Yes it seems so! Gwnes i ddysgi Cemeg a genes i weitho i Unilever (Port Sunlight) - cemeg organic. Особенно интересовался органическим xимием серного ангидридом для производства поверхно-активных веществ. Nawr dw i’n gweithio ar fy m’hen fy m’ hyn “Consultant Cemeg dywythiant a toxicology”.
Dava - Mae’n ddiddorol iawn - beth yw dywythiant a xимием yn Saesneg. Dysgais i gemeg hefyd a chemeg organig yw fy hoff bwnc. Yn awr dwi’n dal yn gweithio yn y diwydiant ac mae gyda fi fusnes yn de Cymru gyda labordai i ymchwilio a datblygu llawer o bethau gwahanol. Rydyn ni’n paratoi llawer o bethau hefyd (cemegau organig) o fusnesau fel Pharmaceuticals neu cosmetics. Dylem siarad yn fwy.
*Not sure this is how is should be spelled but this is how it appears in Heini Gryffydd’s “Welcome to Welsh” which I learned most of my Welsh from.

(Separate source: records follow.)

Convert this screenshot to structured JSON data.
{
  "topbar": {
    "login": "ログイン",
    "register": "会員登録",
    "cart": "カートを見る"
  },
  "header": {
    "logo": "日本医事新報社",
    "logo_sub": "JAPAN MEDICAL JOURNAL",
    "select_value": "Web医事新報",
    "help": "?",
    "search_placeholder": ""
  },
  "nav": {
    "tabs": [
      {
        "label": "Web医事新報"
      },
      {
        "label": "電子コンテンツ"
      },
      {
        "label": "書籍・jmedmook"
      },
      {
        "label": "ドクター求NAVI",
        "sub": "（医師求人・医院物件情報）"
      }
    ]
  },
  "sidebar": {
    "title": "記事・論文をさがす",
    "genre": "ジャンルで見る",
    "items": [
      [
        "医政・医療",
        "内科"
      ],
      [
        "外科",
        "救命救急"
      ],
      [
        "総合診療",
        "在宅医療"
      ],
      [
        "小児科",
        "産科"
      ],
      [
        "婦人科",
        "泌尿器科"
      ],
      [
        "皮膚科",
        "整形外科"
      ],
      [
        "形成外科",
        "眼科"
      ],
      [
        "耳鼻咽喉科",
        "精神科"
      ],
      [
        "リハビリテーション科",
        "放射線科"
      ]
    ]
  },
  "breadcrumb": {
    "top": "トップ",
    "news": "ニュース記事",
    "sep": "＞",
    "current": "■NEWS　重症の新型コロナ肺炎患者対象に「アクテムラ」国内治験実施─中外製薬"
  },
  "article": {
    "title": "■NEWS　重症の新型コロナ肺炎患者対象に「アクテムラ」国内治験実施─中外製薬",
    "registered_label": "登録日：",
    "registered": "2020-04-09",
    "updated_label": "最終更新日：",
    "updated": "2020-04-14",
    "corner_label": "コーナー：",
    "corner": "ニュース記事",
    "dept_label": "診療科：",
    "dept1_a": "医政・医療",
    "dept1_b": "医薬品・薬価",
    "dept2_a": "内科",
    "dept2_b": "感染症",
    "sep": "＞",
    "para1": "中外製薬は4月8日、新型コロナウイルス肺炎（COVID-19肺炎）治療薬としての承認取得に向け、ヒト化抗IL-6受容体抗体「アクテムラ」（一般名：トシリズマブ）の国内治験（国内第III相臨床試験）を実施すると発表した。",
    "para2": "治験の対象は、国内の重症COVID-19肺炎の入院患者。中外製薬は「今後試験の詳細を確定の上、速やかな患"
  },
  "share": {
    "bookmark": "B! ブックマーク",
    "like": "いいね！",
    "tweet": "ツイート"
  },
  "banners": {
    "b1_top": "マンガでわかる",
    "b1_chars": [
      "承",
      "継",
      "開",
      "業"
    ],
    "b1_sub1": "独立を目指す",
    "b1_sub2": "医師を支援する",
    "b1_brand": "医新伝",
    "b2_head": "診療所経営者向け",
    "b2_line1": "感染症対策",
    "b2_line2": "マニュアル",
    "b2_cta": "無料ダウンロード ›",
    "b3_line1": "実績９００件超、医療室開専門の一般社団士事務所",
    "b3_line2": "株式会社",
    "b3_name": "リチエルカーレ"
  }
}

<<beth yw dywythiant a xимием yn Saesneg>> My Welsh is nowhere near as good as yours, but I try to write (on this forum anyway) without looking anything up. So <,Consultant Cemeg dywythiant a toxicology>> was my effort at “Consultant in Manufacturing and Toxicological Chemistry”. My Russian is much better than my Welsh, but I’d forgotten that “chemistry” is feminine, not neuter, in Russian. So it should have been органической химии - I was particularly interested in the organic chemistry of sulphur trioxide for manufacturing surfactants.

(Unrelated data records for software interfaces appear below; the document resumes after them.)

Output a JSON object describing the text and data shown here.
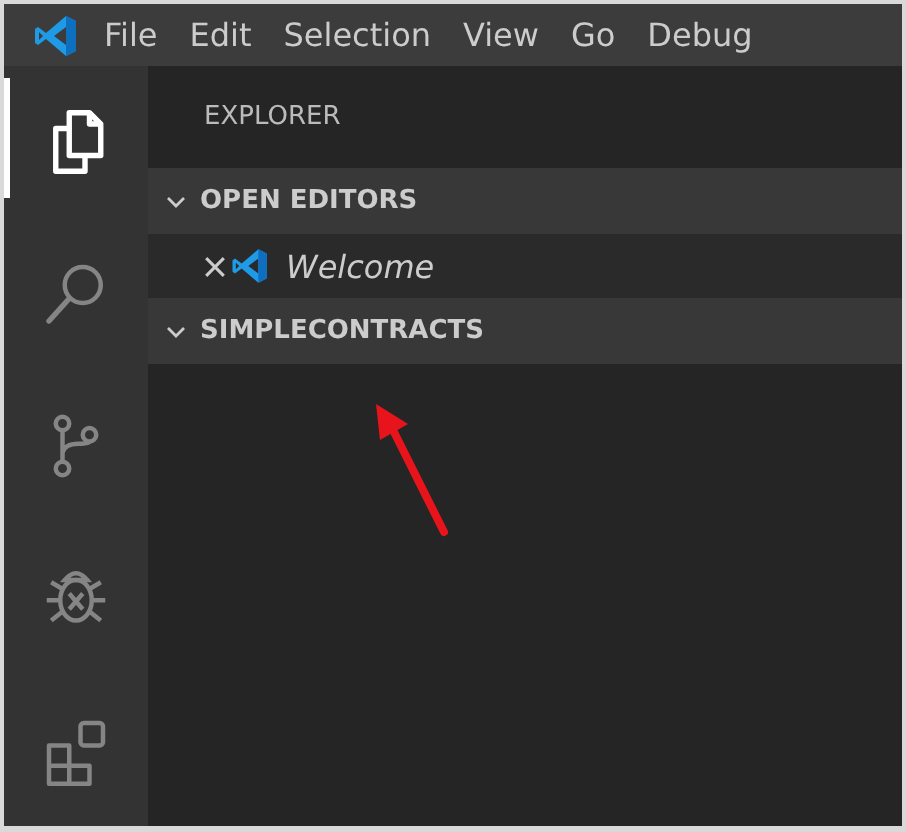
{
  "menu_bar": {
    "items": [
      "File",
      "Edit",
      "Selection",
      "View",
      "Go",
      "Debug"
    ]
  },
  "activity_bar": {
    "items": [
      {
        "kind": "explorer",
        "selected": true
      },
      {
        "kind": "search",
        "selected": false
      },
      {
        "kind": "source-control",
        "selected": false
      },
      {
        "kind": "debug",
        "selected": false
      },
      {
        "kind": "extensions",
        "selected": false
      }
    ]
  },
  "sidebar": {
    "title": "EXPLORER",
    "sections": [
      {
        "label": "OPEN EDITORS",
        "expanded": true,
        "items": [
          {
            "label": "Welcome"
          }
        ]
      },
      {
        "label": "SIMPLECONTRACTS",
        "expanded": true
      }
    ]
  }
}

For the last 15 years of so of my Unilever time I supervised sponsored PhD students in the adran cemeg at Prifysgol Cymru, Abertawe, and I was an honorary lecturer there - my plan was to build up this connection when I took an early retirement deal, but then they decided to close the chemistry department. If they hadn’t, maybe my Welsh would now be a lot better! It was a big blow because I really used to enjoy my visits to Abertawe, including the drive down via the very scenic mid-Wales route (A483). I’ve heard that they’re now thinking of re-opening the department. Meanwhile I’m an honorary researcher at Liverpool John Moores (means I don’t have to do anything but I have an ljmu email, collaborate with the QSAR group, and give LJMU as my address on publications).
If you’re on LinkedIn &/or Research Gate I can be found under my name of David W Roberts

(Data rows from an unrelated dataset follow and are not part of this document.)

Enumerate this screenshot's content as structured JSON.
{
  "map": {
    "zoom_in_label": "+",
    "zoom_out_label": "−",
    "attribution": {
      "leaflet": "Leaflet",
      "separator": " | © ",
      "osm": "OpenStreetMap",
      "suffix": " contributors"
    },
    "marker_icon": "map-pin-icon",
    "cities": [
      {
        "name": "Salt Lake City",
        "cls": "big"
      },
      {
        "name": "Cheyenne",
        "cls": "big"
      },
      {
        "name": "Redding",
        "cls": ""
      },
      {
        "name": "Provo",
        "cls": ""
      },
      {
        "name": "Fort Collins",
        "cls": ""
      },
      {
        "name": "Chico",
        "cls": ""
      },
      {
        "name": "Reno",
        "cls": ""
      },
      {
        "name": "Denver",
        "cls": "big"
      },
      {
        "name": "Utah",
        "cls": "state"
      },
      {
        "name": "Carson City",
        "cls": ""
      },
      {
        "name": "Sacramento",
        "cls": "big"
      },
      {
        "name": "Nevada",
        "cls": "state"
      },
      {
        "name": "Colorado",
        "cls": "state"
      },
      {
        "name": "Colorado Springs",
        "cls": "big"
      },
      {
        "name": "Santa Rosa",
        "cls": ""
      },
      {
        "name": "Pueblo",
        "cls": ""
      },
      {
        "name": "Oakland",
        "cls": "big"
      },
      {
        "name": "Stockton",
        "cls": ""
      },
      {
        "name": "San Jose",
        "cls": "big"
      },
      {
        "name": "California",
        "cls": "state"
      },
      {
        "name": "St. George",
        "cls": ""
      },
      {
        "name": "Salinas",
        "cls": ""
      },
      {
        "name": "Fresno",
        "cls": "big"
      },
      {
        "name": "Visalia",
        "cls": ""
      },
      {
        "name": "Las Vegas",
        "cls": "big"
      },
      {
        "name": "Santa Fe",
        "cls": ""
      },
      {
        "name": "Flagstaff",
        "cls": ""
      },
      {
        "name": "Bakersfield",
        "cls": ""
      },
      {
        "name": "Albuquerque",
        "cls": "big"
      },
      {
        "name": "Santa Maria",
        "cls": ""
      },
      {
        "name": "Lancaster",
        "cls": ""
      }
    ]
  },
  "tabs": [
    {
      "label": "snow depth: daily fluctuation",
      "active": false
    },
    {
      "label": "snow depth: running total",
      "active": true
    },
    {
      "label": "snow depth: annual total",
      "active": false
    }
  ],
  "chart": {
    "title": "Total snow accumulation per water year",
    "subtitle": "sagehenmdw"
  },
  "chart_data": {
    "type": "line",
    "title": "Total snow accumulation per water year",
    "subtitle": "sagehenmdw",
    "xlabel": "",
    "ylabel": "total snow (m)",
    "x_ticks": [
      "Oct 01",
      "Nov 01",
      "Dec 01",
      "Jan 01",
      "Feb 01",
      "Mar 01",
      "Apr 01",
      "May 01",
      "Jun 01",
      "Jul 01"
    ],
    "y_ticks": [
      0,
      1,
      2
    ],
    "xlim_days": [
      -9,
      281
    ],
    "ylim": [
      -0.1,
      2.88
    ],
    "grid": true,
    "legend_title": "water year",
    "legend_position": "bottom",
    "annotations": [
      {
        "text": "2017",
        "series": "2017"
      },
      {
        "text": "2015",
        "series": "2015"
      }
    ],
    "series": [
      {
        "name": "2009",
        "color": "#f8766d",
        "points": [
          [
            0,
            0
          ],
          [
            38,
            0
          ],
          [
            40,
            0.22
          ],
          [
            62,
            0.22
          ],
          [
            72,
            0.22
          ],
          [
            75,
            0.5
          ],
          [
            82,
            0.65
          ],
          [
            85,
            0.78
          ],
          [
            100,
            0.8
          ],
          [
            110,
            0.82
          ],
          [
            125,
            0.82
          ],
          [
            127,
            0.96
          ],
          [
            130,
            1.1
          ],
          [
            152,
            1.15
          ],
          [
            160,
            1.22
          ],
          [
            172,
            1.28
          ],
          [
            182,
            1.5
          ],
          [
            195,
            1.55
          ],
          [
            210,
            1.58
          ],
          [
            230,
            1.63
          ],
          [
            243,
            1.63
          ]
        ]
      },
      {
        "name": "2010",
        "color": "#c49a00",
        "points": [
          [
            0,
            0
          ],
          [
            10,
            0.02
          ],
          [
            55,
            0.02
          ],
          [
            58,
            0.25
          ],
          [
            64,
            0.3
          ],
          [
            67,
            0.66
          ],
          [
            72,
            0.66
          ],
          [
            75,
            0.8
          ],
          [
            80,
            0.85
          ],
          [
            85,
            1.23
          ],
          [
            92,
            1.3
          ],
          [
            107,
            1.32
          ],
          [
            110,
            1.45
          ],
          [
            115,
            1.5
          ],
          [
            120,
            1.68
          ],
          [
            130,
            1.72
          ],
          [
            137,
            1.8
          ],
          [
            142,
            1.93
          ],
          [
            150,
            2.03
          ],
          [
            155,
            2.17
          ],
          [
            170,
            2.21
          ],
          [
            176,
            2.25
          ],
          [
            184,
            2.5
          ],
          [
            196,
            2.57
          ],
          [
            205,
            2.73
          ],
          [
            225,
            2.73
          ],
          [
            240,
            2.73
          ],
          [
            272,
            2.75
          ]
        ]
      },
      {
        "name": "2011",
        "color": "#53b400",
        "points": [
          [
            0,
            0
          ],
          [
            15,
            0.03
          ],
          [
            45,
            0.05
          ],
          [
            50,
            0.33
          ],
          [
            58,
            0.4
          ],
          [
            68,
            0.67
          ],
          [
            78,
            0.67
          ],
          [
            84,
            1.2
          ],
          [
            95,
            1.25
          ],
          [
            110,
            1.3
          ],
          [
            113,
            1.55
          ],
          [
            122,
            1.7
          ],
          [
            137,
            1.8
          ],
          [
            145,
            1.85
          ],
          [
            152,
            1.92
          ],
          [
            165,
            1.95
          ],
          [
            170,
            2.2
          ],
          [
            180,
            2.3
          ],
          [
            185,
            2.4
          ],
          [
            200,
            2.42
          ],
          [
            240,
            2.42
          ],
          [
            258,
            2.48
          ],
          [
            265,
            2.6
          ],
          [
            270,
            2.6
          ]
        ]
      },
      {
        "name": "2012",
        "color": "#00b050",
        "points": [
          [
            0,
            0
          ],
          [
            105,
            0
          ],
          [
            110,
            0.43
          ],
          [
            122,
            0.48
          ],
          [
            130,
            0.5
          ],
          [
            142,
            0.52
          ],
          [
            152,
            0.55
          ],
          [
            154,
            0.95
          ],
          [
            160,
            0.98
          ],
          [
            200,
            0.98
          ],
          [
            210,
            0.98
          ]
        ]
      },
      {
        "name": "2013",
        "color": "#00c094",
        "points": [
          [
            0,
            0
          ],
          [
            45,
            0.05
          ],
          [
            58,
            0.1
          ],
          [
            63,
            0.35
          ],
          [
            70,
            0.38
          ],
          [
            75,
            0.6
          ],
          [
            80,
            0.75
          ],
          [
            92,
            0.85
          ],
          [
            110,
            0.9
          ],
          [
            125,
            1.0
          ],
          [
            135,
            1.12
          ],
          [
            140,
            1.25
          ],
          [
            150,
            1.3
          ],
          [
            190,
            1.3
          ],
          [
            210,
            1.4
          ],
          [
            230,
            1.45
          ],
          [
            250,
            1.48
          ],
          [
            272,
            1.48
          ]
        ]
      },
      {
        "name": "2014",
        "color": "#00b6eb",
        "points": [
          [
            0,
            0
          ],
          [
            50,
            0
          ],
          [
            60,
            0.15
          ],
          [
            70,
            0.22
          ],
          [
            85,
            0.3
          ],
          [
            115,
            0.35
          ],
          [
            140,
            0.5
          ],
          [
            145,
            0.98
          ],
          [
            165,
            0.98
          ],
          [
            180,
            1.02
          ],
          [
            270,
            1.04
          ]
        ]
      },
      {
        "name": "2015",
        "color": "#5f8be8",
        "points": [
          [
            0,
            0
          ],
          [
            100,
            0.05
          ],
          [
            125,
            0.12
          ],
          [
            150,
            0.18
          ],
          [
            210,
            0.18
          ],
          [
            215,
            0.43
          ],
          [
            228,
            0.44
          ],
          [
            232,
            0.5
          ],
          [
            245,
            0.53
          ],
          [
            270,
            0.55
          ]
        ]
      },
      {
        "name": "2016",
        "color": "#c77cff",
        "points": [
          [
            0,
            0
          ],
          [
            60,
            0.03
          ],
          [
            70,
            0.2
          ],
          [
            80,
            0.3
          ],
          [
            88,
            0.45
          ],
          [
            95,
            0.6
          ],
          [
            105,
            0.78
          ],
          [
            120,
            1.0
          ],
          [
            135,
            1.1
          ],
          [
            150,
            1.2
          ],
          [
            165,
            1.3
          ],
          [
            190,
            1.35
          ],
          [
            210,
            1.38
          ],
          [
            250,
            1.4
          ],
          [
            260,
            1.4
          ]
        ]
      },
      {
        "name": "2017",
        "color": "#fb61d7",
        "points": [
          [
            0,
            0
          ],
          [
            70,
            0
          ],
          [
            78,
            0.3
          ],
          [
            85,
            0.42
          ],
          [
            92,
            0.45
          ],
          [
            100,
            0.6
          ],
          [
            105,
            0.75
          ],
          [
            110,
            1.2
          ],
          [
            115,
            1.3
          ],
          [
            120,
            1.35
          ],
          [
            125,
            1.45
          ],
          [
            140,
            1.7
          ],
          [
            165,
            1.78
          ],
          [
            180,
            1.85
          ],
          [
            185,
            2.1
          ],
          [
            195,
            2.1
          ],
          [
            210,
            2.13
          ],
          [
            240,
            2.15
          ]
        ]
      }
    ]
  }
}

Yep, apparently Chemistry has made a return to Abertawe - scandalous when it went and a big campaign to stop it at the time. I never did Russian or German translations of papers - I tend to scan them and get them translated if they look interesting, although you can generally get the gist without reading any of the text, if they have enough tables and schemes etc. I have always had people around me who can speak or translate things - chinese, germans italians, French etc, although you don’t see much published in Italian.
Sulphur trioxide is not particularly nice stuff to handle from my experience, the complexes are generally better, but expensive
I would understand that as “I am Slovak”
I am learning Slovak and there “I am a Slovak (woman)” would be “Som Slovenka”. (And “I am a Slovene (woman)” would be “Som Slovinka”. Just a vowel’s different…)
Oh, well, we’ve got a lot of (positive) quarell about that because we both - Slovaks and Slovenians are saying for ourselves that we’re “Slovenci”. If you peer into Google Translate you’d see that only one character differs from naming our languages - Slovene is “Slovenščina” and Slovak is “Slovenčina”. That’s why people from other countries often mix us. I remember even my post once travelled allover the Slovakia only to finally arrive to me to Slovenia in about a month or even more travelling around.
So, “Sem Slovenka” is totally correct in our language. We don’t say for ourselves that we’re “Slovinci” but “Slovenci” and we’re speak “slovensko” or we’re using language “Slovenščina”.
But, yes, I’ve read little something in Slovak language and established that it’s quite similar to Slovene so it might be even possible I’d learn it very quickly.